Copyright Statement
These files are public domain.
Text Courtesy of BibleSupport.com. Used by Permission.
Bibliographical Information
Whedon, Daniel. "Commentary on Galatians 5:13". "Whedon's Commentary on the Bible". https://beta.studylight.org/commentaries/whe/galatians-5.html. 1874-1909.

The Bible Study New Testament

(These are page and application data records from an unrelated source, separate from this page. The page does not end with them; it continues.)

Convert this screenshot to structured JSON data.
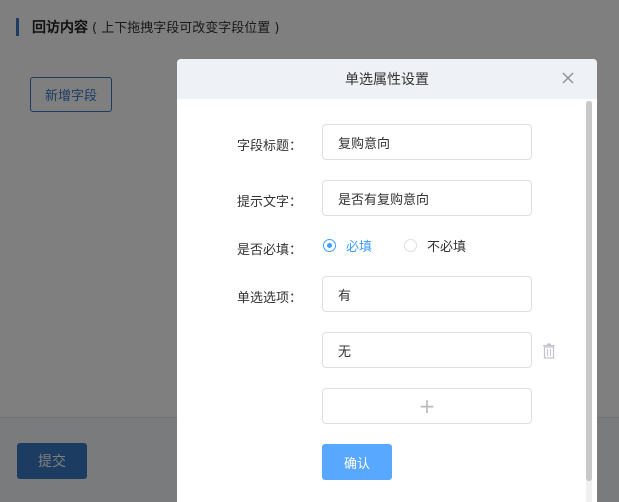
{
  "page": {
    "section_title": "回访内容",
    "section_hint": "( 上下拖拽字段可改变字段位置 )",
    "add_field_label": "新增字段",
    "submit_label": "提交"
  },
  "dialog": {
    "title": "单选属性设置",
    "close_icon": "close-icon",
    "field_title_label": "字段标题：",
    "field_title_value": "复购意向",
    "hint_text_label": "提示文字：",
    "hint_text_value": "是否有复购意向",
    "required_label": "是否必填：",
    "required_options": [
      "必填",
      "不必填"
    ],
    "required_selected": "必填",
    "options_label": "单选选项：",
    "options": [
      "有",
      "无"
    ],
    "add_option_symbol": "+",
    "confirm_label": "确认"
  },
  "colors": {
    "primary": "#3a78c3",
    "accent": "#409eff",
    "confirm": "#58a8ff",
    "overlay": "rgba(0,0,0,0.5)"
  }
}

13. You were called to be free. “The Good News of Christ has called you out from slavery into the freedom which Christ gives!” But do not let. “Your freedom does not mean you are free to sin as you please!” Instead. “Let love be the motivation of your life to such a degree that you will serve one another, in a spirit of community!”

 

 

 

Copyright Statement
These files are public domain.
Bibliographical Information
Ice, Rhoderick D. "Commentary on Galatians 5:13". "The Bible Study New Testament". https://beta.studylight.org/commentaries/ice/galatians-5.html. College Press, Joplin, MO. 1974.

Calvin's Commentary on the Bible

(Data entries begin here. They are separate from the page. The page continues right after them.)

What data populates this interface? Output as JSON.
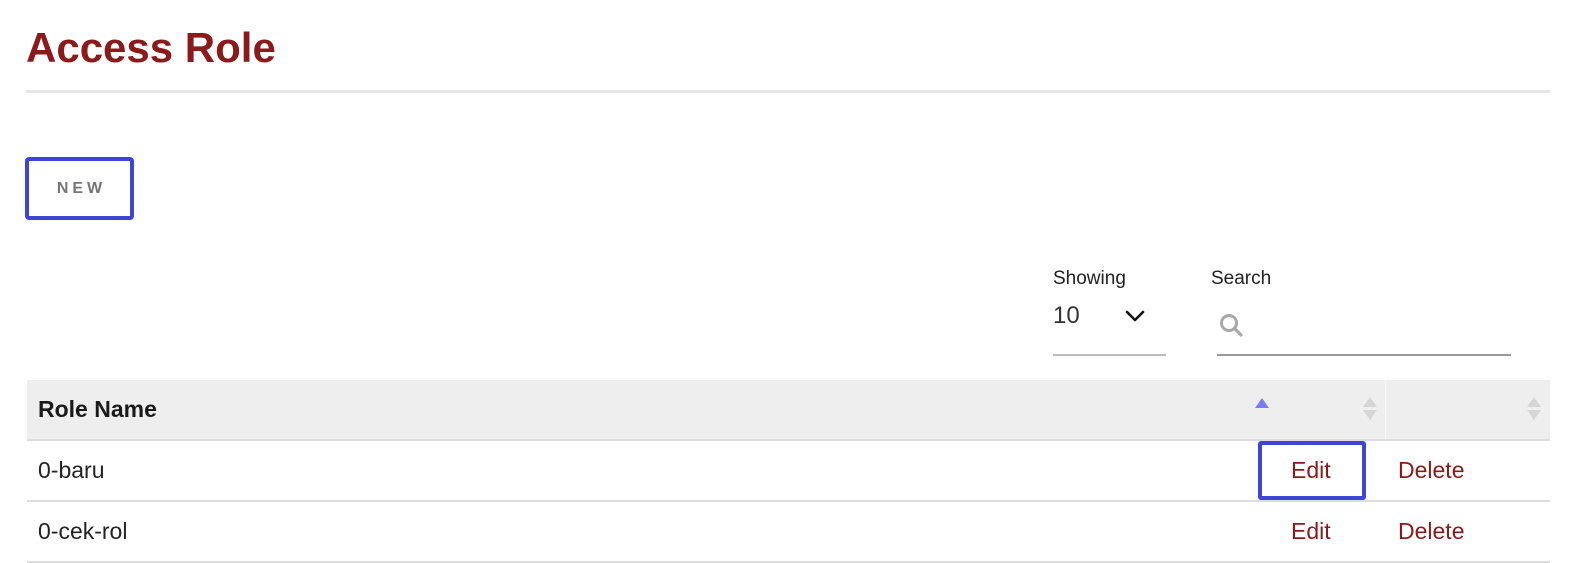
{
  "page": {
    "title": "Access Role"
  },
  "toolbar": {
    "new_label": "NEW"
  },
  "filters": {
    "showing_label": "Showing",
    "showing_value": "10",
    "search_label": "Search",
    "search_placeholder": "",
    "search_value": ""
  },
  "table": {
    "columns": [
      "Role Name",
      "",
      ""
    ],
    "rows": [
      {
        "name": "0-baru",
        "edit": "Edit",
        "delete": "Delete"
      },
      {
        "name": "0-cek-rol",
        "edit": "Edit",
        "delete": "Delete"
      }
    ]
  },
  "colors": {
    "brand": "#8b1a1a",
    "highlight": "#3d45d4",
    "sort_active": "#7a7ff0",
    "header_bg": "#eeeeee"
  },
  "icons": [
    "chevron-down-icon",
    "search-icon",
    "sort-asc-icon",
    "sort-both-icon"
  ]
}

13.Ye have been called to liberty. He now proceeds to show in what way liberty must be used. In the course of expounding the First Epistle to the Corinthians, we have pointed out that liberty is one thing, and that the use of it is another thing. Liberty lies in the conscience, and looks to God; the use of it lies in outward matters, and deals not with God only, but with men. Having exhorted the Galatians to suffer no diminution of their liberty, he now enjoins them to be moderate in the use of it, and lays down as a rule for the lawful use, that it shall not be turned into pretext or occasion for licentiousness. Liberty is not granted to the flesh, which ought rather to be held captive under the yoke, but is a spiritual benefit, which none but pious minds are capable of enjoying.

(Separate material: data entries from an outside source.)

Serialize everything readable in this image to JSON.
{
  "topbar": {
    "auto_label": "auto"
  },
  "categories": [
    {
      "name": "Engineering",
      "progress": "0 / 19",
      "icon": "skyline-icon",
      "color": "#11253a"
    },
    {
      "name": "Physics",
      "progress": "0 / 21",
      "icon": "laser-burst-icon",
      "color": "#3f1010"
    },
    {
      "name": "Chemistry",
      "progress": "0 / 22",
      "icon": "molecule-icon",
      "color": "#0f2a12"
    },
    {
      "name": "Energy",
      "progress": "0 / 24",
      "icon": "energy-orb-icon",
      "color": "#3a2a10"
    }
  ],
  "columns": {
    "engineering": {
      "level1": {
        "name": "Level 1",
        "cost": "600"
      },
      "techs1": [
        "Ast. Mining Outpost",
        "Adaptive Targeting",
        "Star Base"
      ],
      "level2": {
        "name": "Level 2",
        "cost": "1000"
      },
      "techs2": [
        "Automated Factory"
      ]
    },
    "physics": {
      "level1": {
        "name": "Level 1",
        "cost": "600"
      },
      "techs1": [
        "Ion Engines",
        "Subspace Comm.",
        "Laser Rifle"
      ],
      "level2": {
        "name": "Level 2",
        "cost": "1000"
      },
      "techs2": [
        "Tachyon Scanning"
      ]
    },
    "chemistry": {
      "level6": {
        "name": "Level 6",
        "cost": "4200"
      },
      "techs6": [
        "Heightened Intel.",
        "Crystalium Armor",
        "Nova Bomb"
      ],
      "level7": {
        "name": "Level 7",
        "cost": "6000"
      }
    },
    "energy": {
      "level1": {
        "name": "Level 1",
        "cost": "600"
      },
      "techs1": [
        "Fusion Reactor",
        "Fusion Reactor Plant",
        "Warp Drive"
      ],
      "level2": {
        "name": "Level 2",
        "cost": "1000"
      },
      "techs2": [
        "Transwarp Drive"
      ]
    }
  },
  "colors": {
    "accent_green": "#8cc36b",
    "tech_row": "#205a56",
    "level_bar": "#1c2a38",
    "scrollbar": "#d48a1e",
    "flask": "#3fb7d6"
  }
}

But by love. The method here explained of restraining liberty from breaking out into wide and licentious abuse is, to have it regulated by love. Let us always remember that the present question is not, in what manner we are free before God, but in what manner we may use our liberty in our intercourse with men. A good conscience submits to no slavery; but to practice outward slavery, or to abstain from the use of liberty, is attended by no danger. In a word, if “by love we serve one another,” we shall always have regard to edification, so that we shall not grow wanton, but use the grace of God for his honor and the salvation of our neighbors.

Copyright Statement
These files are public domain.
Bibliographical Information
Calvin, John. "Commentary on Galatians 5:13". "Calvin's Commentary on the Bible". https://beta.studylight.org/commentaries/cal/galatians-5.html. 1840-57.